__Exercise description__: The answer must consist of every line from the entries that holds the word "value".

======

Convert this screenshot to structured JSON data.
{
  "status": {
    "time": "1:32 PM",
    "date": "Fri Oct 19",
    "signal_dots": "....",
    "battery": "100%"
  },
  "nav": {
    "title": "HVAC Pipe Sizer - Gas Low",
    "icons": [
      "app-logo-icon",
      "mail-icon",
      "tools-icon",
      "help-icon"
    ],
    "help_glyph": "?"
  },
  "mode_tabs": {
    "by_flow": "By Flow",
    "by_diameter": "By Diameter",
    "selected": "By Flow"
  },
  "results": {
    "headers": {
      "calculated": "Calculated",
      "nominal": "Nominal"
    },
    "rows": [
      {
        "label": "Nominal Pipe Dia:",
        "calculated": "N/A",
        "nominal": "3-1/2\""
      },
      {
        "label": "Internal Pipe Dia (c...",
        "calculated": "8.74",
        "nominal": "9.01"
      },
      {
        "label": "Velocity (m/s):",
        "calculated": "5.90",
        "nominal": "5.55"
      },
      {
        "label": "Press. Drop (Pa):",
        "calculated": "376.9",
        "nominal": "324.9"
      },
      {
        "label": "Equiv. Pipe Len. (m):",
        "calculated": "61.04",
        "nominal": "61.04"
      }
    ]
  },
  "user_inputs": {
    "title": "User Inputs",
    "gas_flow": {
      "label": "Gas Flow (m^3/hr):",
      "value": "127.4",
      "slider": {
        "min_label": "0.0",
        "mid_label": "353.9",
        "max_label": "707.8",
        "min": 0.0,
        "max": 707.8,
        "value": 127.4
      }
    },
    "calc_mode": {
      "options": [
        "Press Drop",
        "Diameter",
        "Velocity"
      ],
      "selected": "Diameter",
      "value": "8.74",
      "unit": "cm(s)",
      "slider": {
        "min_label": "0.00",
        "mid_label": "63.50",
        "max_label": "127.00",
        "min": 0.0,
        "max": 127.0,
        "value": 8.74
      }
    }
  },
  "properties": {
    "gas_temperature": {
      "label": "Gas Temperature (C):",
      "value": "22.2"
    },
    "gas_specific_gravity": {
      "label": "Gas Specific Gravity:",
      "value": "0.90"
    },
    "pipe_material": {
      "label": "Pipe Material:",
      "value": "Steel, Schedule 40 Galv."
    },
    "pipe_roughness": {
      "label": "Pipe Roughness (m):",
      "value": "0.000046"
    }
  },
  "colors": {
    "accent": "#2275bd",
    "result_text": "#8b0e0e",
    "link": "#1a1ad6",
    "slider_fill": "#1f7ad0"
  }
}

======

__Written answer__:
      "value": "127.4",
        "value": 127.4
      "value": "8.74",
        "value": 8.74
      "value": "22.2"
      "value": "0.90"
      "value": "Steel, Schedule 40 Galv."
      "value": "0.000046"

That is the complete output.